(Dataset rows for apps and sites)

= = = = =

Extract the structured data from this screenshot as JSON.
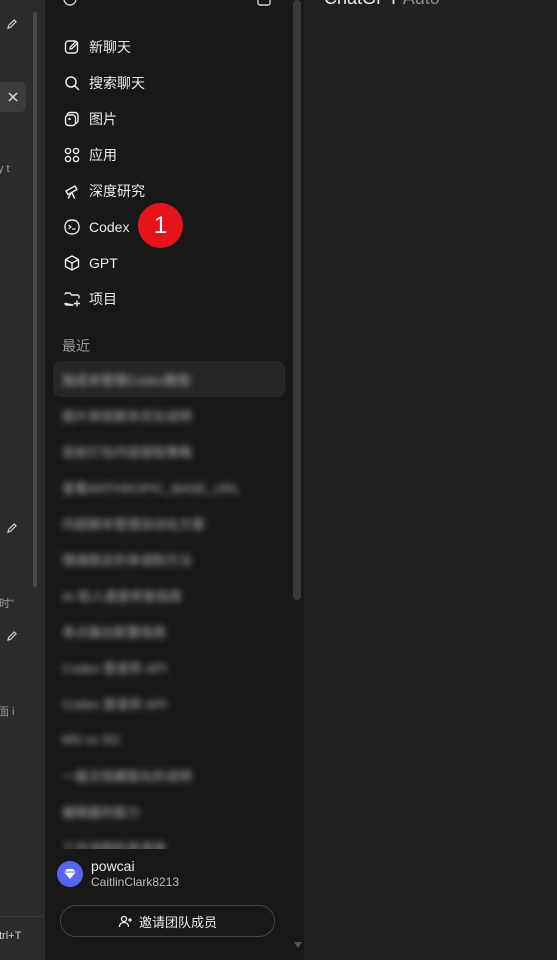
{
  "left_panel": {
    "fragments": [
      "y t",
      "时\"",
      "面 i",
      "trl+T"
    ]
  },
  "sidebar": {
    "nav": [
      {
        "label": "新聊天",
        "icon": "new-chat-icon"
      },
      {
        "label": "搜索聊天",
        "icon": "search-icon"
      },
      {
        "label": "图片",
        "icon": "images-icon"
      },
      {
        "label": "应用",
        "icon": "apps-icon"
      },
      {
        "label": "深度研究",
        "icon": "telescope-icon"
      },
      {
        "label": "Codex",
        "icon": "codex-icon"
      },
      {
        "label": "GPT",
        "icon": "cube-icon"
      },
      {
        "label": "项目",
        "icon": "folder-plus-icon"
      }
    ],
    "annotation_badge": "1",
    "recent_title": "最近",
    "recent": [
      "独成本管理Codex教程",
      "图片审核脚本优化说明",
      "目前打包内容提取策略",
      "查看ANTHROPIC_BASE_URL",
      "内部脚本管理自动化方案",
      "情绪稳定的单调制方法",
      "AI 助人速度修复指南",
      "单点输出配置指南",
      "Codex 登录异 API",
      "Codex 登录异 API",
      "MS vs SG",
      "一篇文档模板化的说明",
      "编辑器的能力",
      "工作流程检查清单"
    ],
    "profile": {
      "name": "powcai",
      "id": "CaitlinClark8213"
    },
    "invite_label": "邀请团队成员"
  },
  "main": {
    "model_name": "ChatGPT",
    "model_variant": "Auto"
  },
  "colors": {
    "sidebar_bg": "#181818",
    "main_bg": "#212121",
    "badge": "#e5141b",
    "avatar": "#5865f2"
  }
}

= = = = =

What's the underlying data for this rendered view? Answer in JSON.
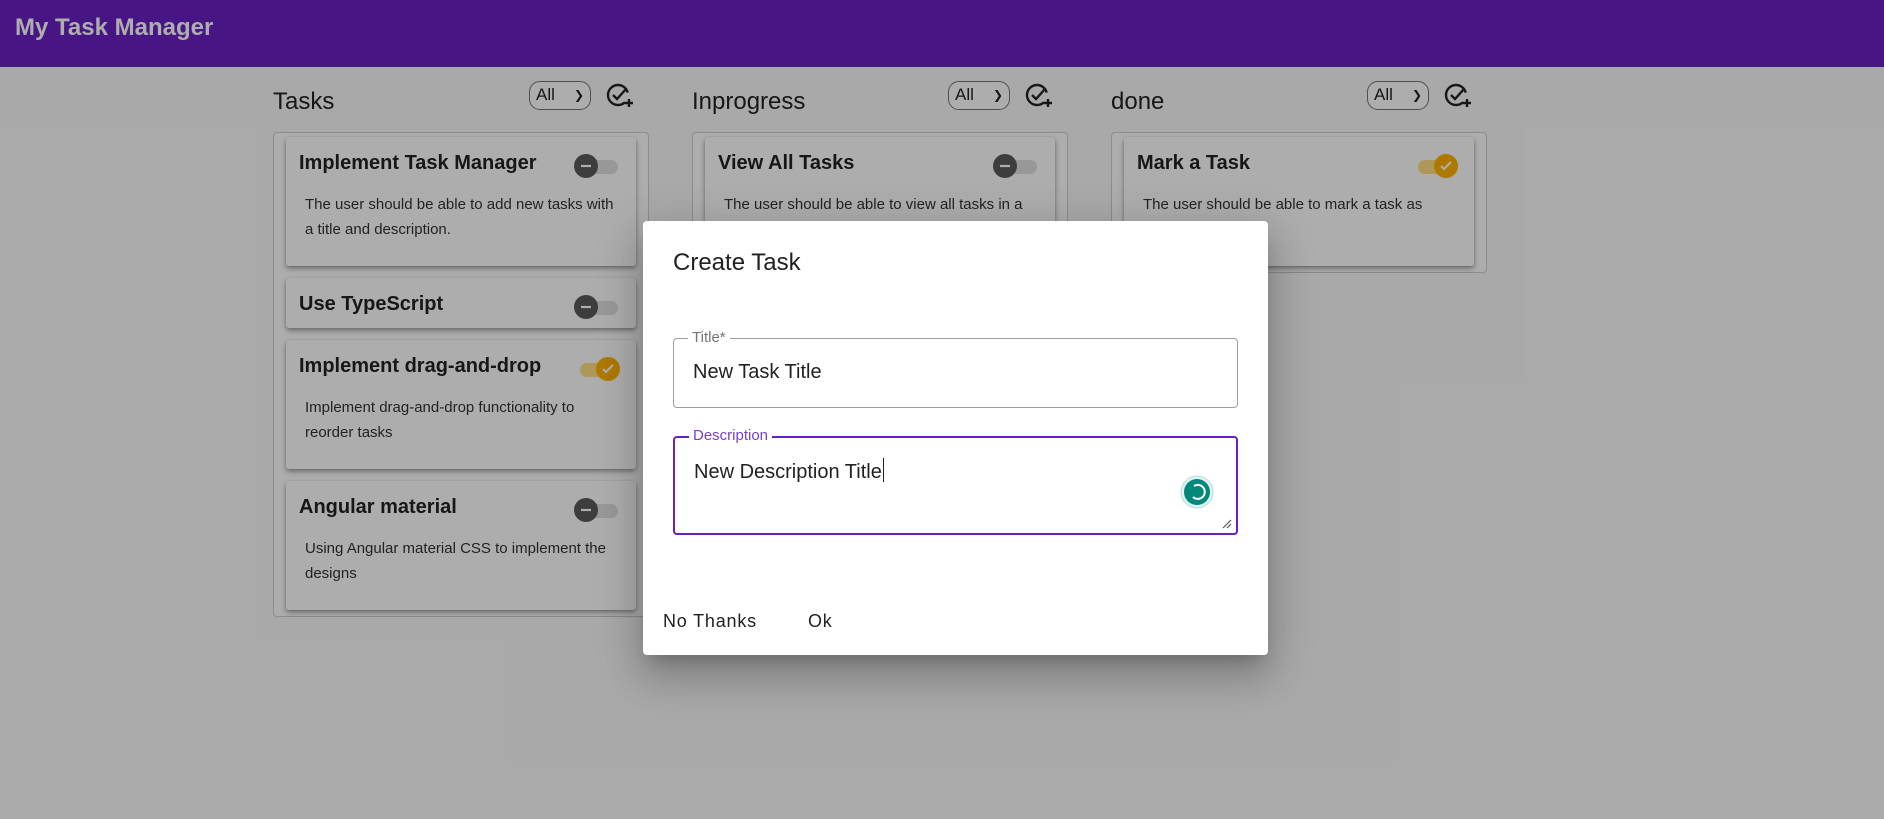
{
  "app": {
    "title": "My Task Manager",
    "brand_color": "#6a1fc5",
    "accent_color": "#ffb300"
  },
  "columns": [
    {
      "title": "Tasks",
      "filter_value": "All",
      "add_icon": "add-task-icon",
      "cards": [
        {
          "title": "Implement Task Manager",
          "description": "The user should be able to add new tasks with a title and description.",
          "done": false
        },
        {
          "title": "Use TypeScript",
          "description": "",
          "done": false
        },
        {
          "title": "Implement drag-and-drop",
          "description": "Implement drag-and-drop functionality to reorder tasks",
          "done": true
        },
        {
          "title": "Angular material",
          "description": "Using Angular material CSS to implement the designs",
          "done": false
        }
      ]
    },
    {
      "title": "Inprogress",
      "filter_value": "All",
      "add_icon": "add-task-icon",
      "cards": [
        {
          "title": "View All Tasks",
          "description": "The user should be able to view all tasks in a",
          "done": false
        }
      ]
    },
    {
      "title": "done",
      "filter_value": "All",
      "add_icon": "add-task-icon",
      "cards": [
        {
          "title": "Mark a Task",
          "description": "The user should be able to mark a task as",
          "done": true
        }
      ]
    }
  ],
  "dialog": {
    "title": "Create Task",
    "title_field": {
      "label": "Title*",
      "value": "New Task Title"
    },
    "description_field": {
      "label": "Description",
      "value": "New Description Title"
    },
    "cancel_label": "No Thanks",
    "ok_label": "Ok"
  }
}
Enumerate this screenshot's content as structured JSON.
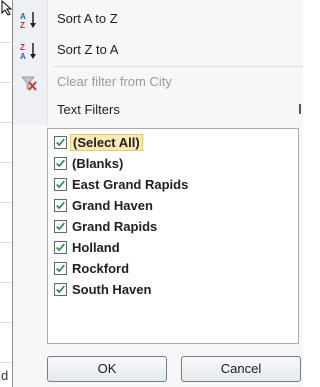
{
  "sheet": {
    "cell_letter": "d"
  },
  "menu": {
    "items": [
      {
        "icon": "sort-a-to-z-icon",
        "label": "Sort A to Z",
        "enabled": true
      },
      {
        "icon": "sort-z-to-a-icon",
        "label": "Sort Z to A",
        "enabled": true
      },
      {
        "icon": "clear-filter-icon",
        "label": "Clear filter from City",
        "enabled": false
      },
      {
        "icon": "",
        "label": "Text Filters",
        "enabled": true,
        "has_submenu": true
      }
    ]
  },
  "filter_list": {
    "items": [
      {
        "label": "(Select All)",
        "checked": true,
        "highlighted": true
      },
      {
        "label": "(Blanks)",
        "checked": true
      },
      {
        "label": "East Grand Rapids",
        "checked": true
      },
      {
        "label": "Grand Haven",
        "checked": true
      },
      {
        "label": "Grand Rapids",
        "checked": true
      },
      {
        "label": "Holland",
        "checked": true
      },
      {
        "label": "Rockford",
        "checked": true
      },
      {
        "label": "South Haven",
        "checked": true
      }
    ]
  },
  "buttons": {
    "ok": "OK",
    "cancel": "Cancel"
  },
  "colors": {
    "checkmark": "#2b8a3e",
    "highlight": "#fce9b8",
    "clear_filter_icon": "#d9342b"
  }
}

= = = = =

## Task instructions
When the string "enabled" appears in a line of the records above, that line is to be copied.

## Exercise response
        "enabled": true
        "enabled": true
        "enabled": false
        "enabled": true,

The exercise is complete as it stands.